• TASK REQUIREMENTS: Every line of the records below that holds the word "content" belongs in the answer.

• DATA:

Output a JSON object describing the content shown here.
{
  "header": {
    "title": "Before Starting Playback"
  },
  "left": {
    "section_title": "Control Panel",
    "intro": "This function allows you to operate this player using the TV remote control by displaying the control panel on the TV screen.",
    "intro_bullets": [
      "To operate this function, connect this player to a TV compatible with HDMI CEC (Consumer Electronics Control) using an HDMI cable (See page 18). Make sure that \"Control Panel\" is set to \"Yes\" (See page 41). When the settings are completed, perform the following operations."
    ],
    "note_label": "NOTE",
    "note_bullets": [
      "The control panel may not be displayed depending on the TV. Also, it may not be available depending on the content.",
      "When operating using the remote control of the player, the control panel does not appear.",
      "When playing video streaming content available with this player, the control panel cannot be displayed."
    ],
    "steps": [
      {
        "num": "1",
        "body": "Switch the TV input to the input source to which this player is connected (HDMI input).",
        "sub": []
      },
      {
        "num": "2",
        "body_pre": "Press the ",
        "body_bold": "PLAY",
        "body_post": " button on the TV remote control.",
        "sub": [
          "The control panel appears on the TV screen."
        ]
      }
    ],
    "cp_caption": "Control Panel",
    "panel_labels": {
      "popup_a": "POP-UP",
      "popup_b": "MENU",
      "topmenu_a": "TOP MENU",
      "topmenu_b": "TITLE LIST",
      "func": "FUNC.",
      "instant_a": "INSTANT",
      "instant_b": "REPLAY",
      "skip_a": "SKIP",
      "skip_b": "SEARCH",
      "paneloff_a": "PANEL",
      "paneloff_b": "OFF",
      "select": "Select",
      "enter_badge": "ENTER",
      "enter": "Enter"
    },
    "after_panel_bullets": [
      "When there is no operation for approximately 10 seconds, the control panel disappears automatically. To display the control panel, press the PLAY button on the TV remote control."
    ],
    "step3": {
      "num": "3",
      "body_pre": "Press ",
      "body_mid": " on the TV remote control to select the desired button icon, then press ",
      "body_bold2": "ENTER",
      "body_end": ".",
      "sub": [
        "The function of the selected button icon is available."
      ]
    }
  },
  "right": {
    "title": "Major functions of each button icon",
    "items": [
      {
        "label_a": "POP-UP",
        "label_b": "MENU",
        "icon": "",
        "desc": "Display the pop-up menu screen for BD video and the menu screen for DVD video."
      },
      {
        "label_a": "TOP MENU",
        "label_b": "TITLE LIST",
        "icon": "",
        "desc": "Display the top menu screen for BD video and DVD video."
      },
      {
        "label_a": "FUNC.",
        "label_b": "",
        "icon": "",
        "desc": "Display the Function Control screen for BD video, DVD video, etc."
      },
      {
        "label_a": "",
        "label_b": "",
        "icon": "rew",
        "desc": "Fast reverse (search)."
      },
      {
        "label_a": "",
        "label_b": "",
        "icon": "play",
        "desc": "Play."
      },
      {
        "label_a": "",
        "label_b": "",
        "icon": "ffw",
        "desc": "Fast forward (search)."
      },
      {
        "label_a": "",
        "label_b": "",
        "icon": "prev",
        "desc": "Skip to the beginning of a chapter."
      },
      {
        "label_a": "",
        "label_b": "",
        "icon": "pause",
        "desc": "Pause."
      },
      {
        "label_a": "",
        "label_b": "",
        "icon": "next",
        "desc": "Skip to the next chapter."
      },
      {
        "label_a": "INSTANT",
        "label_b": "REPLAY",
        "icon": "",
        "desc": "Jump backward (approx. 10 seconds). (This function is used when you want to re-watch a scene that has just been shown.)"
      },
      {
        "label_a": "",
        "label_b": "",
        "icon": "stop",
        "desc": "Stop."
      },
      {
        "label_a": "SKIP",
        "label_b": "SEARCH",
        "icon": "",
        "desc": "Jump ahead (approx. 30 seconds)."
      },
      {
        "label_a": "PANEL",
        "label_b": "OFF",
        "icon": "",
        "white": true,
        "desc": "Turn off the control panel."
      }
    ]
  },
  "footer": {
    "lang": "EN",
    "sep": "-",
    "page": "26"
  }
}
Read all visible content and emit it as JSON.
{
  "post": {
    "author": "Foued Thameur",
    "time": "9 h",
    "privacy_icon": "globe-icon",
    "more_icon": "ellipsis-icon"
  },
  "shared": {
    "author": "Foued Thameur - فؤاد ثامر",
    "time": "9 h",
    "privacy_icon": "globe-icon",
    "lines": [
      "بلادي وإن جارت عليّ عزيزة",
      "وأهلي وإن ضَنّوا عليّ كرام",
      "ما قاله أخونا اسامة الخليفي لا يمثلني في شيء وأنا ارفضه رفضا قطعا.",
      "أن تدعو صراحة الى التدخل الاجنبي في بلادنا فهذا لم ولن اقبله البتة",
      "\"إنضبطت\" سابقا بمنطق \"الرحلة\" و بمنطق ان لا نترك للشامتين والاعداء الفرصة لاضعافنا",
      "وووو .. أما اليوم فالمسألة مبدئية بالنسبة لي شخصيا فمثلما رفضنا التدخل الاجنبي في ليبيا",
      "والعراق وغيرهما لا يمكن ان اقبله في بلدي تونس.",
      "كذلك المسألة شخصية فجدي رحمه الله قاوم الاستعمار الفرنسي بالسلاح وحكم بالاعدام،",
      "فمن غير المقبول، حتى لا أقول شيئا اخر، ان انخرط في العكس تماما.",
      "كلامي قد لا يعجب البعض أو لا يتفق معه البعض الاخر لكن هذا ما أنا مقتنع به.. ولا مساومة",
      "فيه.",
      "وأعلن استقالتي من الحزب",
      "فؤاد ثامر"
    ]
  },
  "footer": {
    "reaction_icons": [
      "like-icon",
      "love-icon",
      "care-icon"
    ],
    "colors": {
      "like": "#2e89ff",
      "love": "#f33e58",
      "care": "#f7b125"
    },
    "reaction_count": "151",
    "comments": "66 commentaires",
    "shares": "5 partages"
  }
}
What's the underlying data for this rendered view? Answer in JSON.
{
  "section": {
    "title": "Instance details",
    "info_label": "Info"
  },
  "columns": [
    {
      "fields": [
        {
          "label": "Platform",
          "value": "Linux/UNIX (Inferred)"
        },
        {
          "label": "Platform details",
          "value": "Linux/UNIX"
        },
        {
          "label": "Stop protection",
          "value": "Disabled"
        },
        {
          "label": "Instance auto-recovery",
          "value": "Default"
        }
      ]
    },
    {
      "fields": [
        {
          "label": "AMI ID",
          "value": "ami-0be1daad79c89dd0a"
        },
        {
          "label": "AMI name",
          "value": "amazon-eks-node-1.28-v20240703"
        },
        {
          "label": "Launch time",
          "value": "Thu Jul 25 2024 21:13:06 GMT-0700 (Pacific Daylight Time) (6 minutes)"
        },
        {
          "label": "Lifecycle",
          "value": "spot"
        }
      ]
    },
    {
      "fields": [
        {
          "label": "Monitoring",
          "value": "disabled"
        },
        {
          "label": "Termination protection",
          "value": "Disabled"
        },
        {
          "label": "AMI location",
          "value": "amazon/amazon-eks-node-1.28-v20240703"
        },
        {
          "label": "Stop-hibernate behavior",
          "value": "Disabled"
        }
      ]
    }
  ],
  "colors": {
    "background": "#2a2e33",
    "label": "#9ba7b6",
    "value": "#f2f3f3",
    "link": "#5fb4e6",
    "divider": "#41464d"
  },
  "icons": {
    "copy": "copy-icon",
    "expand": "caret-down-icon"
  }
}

• YOUR SOLUTION:
Output a JSON object describing the content shown here.
      "The control panel may not be displayed depending on the TV. Also, it may not be available depending on the content.",
      "When playing video streaming content available with this player, the control panel cannot be displayed."
Read all visible content and emit it as JSON.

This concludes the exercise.